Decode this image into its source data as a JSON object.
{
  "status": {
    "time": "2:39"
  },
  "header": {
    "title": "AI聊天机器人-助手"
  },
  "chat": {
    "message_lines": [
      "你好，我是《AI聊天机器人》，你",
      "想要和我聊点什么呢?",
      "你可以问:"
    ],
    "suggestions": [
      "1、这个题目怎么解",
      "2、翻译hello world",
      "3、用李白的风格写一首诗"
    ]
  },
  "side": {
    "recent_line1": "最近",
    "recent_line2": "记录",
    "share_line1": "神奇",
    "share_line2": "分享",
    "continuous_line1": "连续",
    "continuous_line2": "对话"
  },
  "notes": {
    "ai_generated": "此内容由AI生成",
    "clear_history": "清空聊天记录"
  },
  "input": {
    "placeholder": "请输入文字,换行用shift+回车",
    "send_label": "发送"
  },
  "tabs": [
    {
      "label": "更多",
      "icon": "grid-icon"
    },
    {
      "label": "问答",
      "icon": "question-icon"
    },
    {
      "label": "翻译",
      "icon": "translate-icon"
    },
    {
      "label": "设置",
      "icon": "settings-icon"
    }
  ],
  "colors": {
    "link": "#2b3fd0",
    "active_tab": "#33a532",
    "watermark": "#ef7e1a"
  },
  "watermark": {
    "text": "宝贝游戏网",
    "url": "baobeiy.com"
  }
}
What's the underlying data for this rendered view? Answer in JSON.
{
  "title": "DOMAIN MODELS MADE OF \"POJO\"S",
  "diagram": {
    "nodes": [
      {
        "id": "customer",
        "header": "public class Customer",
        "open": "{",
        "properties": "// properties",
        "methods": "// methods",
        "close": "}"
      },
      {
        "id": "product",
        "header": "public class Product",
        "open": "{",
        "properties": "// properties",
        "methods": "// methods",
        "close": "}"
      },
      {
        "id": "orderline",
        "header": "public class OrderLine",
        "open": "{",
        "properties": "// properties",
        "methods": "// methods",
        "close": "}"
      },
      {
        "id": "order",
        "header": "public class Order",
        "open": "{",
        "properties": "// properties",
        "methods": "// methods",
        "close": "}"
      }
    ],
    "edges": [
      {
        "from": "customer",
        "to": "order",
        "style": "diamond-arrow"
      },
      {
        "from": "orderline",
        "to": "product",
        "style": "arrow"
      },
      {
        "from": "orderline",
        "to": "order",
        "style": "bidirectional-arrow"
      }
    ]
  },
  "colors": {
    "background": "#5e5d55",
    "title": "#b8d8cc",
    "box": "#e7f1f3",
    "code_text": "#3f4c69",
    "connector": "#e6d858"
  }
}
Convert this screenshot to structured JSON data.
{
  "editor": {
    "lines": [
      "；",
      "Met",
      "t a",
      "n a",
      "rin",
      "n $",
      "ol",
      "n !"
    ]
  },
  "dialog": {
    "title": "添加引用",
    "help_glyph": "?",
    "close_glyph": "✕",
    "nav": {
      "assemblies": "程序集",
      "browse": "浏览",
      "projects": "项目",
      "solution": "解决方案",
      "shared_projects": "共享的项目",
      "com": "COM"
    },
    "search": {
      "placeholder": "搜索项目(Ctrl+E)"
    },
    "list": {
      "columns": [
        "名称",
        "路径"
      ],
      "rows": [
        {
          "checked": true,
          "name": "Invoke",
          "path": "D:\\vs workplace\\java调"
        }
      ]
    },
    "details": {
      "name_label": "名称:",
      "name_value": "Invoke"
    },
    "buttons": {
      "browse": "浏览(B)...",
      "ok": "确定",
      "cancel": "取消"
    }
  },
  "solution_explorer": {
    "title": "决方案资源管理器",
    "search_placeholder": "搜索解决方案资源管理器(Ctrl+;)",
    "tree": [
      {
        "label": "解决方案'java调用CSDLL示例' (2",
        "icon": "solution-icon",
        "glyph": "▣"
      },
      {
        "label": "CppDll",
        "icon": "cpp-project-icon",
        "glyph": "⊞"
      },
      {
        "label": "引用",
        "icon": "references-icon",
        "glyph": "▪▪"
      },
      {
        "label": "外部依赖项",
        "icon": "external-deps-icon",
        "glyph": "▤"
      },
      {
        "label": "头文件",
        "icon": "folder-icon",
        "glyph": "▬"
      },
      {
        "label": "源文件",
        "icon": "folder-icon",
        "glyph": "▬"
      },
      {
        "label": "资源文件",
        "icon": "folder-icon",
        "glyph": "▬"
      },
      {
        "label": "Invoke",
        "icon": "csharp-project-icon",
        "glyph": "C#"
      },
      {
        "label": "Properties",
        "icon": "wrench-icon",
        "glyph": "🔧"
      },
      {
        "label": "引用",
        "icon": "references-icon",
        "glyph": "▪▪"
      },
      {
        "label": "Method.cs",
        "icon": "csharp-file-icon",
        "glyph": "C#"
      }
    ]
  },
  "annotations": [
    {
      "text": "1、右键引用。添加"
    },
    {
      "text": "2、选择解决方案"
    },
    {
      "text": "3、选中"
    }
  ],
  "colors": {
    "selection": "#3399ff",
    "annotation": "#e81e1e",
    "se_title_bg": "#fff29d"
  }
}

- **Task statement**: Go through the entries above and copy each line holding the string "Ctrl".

- **Result of the task**:
      "placeholder": "搜索项目(Ctrl+E)"
    "search_placeholder": "搜索解决方案资源管理器(Ctrl+;)",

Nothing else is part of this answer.